## THE PROBLEM
Report each line of the data below in which "Output" appears.

-- DATA FOR REVIEW follows --

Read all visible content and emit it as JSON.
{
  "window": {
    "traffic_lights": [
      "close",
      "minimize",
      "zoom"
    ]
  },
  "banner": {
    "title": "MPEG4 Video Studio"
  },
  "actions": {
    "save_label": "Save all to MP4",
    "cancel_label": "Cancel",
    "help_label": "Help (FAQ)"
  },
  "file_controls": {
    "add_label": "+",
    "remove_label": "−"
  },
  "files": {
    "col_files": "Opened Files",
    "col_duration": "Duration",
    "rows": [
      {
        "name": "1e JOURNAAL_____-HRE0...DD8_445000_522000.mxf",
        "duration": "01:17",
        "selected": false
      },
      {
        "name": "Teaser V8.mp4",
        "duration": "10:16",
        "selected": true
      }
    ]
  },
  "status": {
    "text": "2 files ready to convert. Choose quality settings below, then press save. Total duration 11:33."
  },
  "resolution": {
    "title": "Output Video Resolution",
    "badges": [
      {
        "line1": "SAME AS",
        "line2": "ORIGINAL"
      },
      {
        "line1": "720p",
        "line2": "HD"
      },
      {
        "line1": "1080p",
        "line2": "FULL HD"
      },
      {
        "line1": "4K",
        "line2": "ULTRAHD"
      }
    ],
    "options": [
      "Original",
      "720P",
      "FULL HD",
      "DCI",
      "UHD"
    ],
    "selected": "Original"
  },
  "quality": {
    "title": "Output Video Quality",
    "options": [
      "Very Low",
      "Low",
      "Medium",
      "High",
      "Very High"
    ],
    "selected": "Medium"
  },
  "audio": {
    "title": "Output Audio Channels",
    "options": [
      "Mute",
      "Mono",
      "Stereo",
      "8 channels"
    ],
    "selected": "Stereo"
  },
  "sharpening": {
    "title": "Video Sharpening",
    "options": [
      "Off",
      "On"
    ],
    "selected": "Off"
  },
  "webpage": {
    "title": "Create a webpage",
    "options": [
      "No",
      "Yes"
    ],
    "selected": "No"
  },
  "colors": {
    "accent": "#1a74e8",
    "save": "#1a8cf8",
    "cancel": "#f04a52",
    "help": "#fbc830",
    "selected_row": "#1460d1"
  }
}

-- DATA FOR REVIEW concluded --

## THE ANSWER
    "title": "Output Video Resolution",
    "title": "Output Video Quality",
    "title": "Output Audio Channels",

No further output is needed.